Today's Daily Kos Research 2000 tracking poll has Obama leading McCain 50-43. All trackers are data from three days prior to posting, with the R2K numbers from today (yesterday's numbers in parentheses) and the other trackers from yesterday (previous day's data). LV=likely voter, RV=registered voter.
Obama McCain MoE +/- RV/LV
Research 2000: 50 (50) 43 (43) 3 LV
Reuters/Zogby: 48 (48) 45 (44) 2.8 LV
Rasmussen: 51 (50) 45 (46) 2 LV
Diageo/Hotline: 48 (49) 41 (42) 3.4 LV
Gallup: 52 (50) 42 (42) 2 RV See also the LV I and LV II numbers
On successive individual days in the R2K poll (different than the topline, which is a combined three day sample), Obama was up +6 Thurs, +7 Fri and +7 Sat. Today's polling will reflect the debate (all of the sample is post-debate).

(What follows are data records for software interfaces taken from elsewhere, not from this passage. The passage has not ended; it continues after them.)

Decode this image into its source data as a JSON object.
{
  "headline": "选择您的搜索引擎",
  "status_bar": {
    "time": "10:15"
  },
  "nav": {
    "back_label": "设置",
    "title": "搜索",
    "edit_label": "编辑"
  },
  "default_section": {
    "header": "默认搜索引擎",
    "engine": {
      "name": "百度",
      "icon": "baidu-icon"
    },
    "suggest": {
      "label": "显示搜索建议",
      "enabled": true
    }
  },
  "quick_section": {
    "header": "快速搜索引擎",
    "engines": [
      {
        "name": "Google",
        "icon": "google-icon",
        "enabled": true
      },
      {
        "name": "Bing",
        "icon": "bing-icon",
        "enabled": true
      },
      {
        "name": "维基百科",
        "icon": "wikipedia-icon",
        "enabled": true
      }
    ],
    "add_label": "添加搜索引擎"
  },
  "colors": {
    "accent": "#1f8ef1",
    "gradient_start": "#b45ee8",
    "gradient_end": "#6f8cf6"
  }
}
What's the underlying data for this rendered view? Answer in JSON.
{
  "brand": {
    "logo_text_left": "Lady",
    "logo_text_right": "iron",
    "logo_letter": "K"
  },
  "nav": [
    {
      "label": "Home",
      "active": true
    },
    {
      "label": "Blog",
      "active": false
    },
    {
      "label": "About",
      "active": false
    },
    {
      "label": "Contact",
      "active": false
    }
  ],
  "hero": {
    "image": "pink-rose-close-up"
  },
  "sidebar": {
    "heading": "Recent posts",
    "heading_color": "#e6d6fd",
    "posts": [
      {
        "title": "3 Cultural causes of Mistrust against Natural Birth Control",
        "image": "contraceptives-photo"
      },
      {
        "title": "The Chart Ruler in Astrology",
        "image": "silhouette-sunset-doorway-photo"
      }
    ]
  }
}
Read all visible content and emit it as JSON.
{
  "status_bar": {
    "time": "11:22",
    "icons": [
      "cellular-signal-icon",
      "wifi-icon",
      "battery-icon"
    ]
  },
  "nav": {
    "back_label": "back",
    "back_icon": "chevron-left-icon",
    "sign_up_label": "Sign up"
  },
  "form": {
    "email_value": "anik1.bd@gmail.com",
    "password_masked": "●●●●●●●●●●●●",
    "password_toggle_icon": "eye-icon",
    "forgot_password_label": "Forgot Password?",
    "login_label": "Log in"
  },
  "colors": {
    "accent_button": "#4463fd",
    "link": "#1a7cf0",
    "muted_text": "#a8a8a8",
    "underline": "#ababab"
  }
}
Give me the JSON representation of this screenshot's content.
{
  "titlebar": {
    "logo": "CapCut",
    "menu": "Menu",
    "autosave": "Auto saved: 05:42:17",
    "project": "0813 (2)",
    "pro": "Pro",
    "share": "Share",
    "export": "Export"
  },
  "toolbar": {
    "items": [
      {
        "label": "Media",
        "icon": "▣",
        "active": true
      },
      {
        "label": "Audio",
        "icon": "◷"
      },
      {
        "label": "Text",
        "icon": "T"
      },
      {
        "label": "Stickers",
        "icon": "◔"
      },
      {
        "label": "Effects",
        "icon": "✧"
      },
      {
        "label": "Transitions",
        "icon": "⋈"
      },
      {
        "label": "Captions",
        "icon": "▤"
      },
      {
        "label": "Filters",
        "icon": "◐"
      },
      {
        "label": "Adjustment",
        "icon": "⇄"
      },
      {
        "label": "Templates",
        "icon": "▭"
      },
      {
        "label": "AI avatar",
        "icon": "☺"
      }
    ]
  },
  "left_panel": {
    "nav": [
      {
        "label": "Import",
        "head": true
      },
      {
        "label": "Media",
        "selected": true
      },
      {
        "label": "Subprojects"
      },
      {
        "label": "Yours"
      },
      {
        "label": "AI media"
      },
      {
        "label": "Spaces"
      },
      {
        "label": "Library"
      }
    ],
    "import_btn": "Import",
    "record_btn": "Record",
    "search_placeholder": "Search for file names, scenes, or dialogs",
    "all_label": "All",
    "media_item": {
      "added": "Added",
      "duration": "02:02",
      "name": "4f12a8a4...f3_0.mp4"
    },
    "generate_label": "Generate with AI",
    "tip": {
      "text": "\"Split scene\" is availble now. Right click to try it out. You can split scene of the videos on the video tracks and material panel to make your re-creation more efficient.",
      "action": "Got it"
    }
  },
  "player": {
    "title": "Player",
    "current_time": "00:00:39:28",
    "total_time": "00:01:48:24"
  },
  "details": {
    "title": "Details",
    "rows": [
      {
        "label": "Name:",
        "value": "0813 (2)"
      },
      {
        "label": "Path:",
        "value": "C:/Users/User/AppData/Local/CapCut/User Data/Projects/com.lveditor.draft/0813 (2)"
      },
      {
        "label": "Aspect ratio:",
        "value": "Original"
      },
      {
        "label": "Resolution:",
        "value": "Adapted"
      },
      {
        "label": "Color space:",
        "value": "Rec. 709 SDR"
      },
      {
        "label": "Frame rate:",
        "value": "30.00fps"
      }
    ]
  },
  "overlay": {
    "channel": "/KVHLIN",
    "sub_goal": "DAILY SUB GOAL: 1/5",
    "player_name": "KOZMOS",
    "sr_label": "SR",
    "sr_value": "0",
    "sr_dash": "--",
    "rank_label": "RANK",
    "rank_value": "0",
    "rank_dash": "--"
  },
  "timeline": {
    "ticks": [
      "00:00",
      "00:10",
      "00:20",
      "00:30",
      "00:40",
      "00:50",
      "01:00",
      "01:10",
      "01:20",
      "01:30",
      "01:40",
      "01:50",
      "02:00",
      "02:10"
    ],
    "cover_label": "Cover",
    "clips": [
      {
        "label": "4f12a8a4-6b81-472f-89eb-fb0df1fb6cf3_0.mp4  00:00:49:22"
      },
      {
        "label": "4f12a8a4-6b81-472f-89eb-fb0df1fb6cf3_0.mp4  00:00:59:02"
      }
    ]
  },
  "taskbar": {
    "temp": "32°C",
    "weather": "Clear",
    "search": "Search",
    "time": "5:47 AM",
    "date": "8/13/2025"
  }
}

With a few more days of data, we can better gauge where we are, though as of now, this looks to be a stable position. Obama has been at 50 or more since 9/29 (see top graph). Obama continues in the 48 to
50 51- 52 range [IBD/TIPP has too many undecideds], McCain in the 40-45 range. There has been little movement in fav/unfav.
Speaking of the debate, Gallup agrees that Obama 'won', although minds are usually not changed much by debates no matter who wins.
Americans who watched Wednesday’s third and final presidential debate say Barack Obama did a better job than John McCain by 56% to 30%. The public viewed Obama as the winner of all three debates.
Despite doing well with the public in every poll, Obama's lead shrunk from +11 to +7 over two days (now stable) in the R2K poll. We've been speculating about the 'why' for a few days, though the tightening isn't seen in all the trackers, so the 'what' isn't clearly established. When we zoom in to Sep-Oct (the graph is the trackers only as of last night), what we get with pollster.com is this:
Obama's eight-point lead among registered voters is similar to his margin among this group over the last several days.
These figures reflect a remarkably stable race in which Obama has enjoyed a four-to-eight point advantage for twenty-three straight days. McCain has not been up by even a single point in over a month (see trends).
Obama now leads LVs by 7%; one week ago, in the survey completed 10/10, his lead was 10%. While Obama's margins among Indies and Dems are nearly identical to last week, McCain's advantage among GOPers has jumped 10%.
Of interest is this graph of R2K internals, looking at how each candidate does with his own party, and showing data similar to Hotline.
McCain's improvement appears to be driven by base voters coming home to the GOP. Obama's 87-88 with Democrats has been steady. For comparison purposes (scroll down), Bush got 93% of Republicans and Kerry got 89% of Democrats while splitting independents in 2004, an era where the party ID was equivalent.
In looking at independents over the last week, we see a couple of points of movement.
In 2004, Kerry and Bush split independents 49-48 according to exit polls. Given the larger size of the D base this year, if the candidates do equally well with partisans, splitting the independents should lead to an Obama win. Winning them means a bigger win.
Added: emptywheel asked about Latinos. Obama's numbers have not changed. However, the 10% undecideds are now down to 2, mostly going to McCain. these may be conservative votes coming home.
Since we have a high Latino weighting, this may have played a factor. H/t emptywheel for asking the question.